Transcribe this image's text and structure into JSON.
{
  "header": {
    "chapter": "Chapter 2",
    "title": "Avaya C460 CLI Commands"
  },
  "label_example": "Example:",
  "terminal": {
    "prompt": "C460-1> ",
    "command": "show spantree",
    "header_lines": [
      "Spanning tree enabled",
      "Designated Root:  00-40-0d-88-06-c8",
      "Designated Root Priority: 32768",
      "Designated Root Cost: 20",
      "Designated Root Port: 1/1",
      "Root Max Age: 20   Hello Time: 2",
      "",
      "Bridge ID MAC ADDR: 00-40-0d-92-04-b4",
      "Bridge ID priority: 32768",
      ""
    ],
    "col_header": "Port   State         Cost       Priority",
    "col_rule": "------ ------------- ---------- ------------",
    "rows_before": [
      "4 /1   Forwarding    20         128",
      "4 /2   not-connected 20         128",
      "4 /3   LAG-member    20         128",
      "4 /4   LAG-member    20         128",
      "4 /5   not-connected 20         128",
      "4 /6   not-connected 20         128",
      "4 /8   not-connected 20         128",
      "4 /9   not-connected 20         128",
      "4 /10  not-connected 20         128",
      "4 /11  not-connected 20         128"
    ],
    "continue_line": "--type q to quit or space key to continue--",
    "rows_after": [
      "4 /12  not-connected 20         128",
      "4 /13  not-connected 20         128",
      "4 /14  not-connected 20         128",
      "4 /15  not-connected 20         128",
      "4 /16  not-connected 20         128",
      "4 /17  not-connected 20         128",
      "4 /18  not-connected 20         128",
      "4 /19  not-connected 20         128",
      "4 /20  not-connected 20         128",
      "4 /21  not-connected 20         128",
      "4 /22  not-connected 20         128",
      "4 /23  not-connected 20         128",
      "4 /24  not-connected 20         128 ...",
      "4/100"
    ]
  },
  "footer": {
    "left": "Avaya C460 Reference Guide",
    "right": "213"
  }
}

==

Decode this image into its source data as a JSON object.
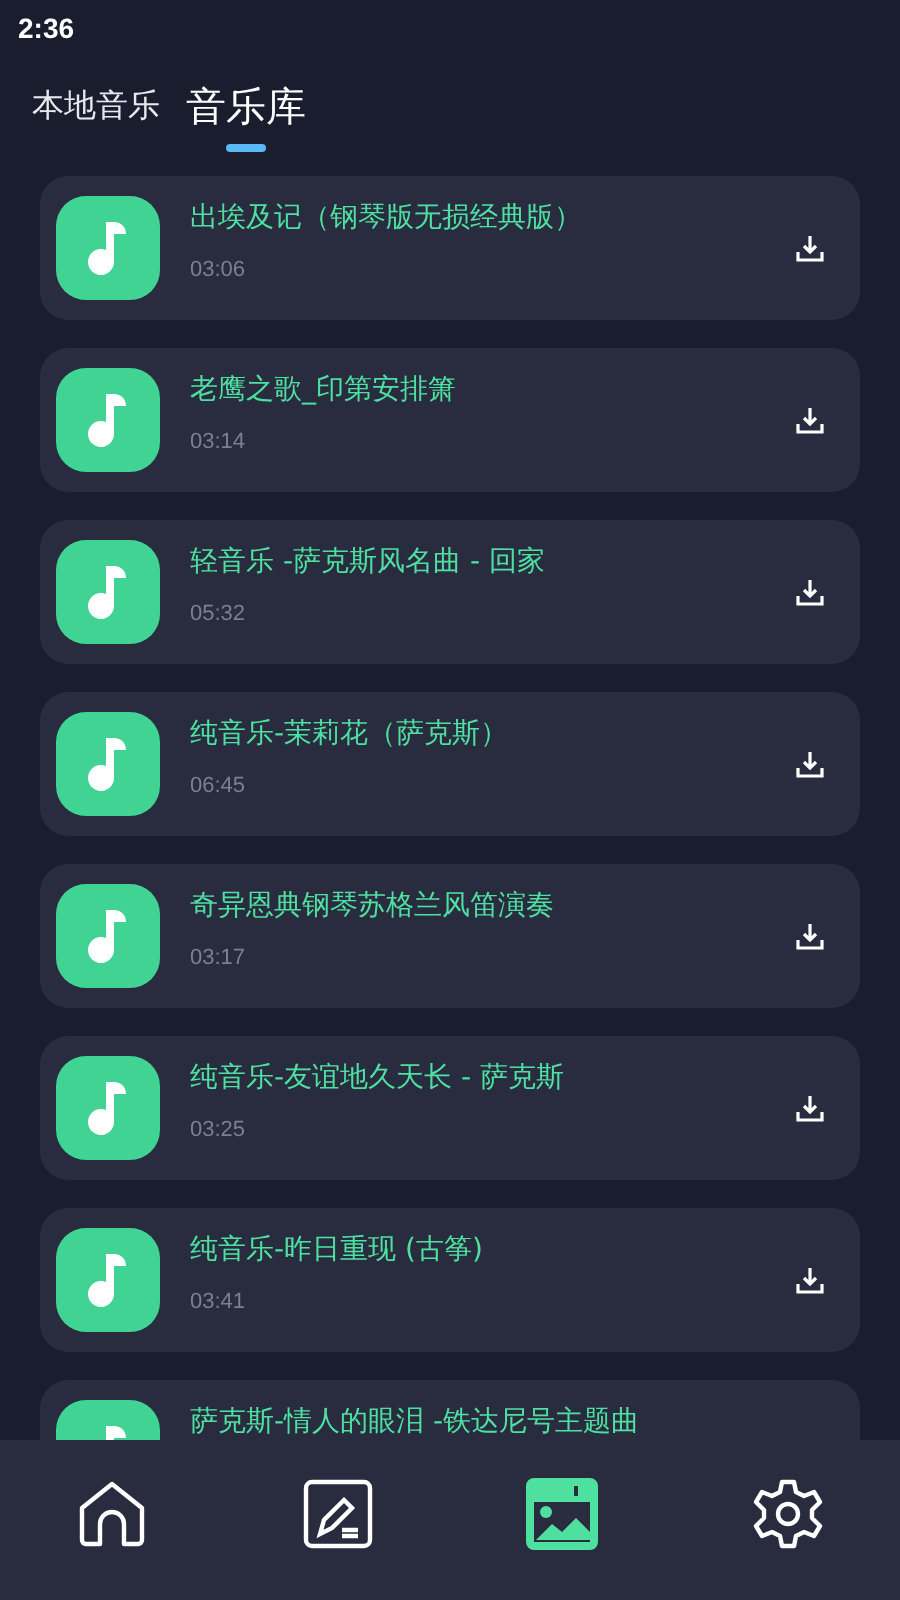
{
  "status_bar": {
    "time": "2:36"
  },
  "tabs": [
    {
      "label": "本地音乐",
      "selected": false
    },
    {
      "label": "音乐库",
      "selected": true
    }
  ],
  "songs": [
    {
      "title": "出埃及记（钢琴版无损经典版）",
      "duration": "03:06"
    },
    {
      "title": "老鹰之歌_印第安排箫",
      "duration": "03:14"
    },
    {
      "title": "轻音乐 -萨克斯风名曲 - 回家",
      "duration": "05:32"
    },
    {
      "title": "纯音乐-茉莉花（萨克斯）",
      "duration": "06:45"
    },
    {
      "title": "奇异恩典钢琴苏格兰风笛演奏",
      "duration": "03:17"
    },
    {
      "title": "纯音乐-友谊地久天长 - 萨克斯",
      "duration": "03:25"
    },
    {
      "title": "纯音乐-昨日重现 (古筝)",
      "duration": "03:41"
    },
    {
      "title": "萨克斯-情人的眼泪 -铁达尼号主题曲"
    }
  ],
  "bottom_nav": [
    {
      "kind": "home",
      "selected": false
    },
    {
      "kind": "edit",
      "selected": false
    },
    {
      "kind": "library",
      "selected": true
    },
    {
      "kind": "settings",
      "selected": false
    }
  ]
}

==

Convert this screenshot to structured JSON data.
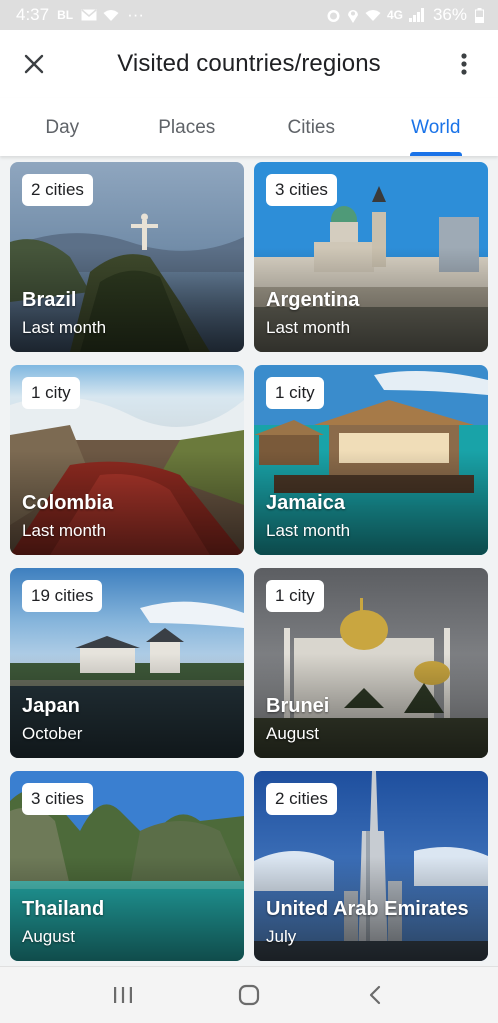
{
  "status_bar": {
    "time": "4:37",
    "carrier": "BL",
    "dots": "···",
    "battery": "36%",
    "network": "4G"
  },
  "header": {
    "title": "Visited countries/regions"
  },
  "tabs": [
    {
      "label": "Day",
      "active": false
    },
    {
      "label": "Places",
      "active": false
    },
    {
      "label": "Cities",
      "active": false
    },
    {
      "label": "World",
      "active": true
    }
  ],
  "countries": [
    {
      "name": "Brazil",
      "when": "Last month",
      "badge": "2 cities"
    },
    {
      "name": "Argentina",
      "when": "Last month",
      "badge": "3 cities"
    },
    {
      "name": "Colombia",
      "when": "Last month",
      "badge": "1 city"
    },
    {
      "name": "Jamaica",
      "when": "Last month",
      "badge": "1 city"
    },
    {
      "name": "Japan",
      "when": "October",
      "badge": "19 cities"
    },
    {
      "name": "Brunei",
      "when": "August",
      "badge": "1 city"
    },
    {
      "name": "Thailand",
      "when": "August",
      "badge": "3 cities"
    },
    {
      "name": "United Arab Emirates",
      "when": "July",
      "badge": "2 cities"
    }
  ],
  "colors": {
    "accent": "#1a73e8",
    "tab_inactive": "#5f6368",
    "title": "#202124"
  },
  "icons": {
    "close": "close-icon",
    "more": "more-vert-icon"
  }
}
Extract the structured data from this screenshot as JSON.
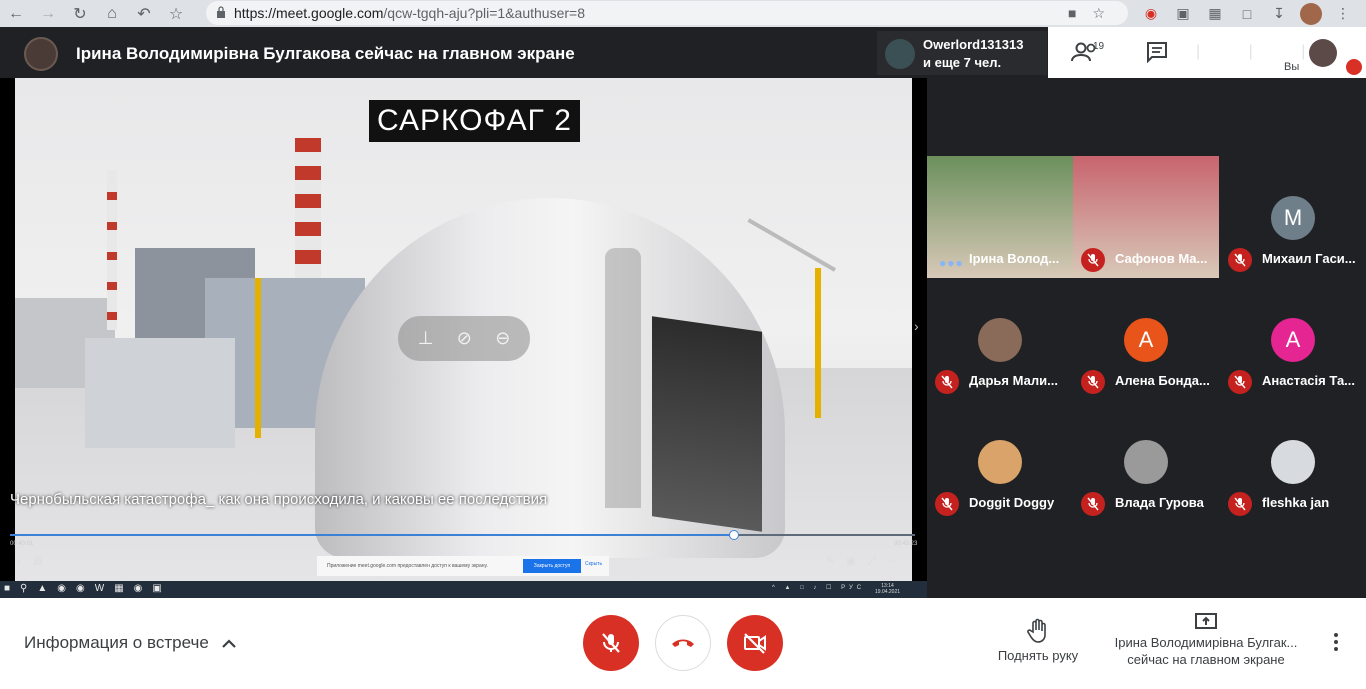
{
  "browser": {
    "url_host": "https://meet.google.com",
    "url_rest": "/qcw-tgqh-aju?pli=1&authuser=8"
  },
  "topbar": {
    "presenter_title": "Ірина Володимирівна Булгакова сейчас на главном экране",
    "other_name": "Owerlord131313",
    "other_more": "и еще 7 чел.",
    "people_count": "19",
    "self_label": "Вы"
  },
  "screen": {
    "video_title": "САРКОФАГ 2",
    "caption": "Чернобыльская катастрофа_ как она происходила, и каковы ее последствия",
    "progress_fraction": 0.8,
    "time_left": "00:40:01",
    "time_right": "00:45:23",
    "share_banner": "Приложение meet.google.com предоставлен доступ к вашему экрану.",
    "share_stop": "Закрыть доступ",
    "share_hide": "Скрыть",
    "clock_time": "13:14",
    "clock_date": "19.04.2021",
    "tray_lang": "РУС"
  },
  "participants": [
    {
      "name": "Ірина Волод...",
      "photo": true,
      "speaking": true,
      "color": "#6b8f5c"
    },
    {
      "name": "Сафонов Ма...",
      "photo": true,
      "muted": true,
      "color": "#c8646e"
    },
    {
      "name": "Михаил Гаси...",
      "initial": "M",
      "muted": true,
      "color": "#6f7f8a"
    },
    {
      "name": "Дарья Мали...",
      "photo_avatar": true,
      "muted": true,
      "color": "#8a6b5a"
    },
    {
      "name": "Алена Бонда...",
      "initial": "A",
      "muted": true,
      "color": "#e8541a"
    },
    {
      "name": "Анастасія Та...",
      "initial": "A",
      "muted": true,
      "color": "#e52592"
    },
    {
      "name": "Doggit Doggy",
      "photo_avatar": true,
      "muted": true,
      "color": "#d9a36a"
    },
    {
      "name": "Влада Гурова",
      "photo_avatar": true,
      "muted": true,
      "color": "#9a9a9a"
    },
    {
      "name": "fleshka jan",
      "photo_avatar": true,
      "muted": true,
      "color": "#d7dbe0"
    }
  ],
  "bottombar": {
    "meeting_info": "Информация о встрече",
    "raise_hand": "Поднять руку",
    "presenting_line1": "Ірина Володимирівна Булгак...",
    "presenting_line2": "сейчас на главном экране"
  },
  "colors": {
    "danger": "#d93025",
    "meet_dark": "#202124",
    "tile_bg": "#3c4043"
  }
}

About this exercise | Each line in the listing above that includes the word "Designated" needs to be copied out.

Answer to this problem |
      "Designated Root:  00-40-0d-88-06-c8",
      "Designated Root Priority: 32768",
      "Designated Root Cost: 20",
      "Designated Root Port: 1/1",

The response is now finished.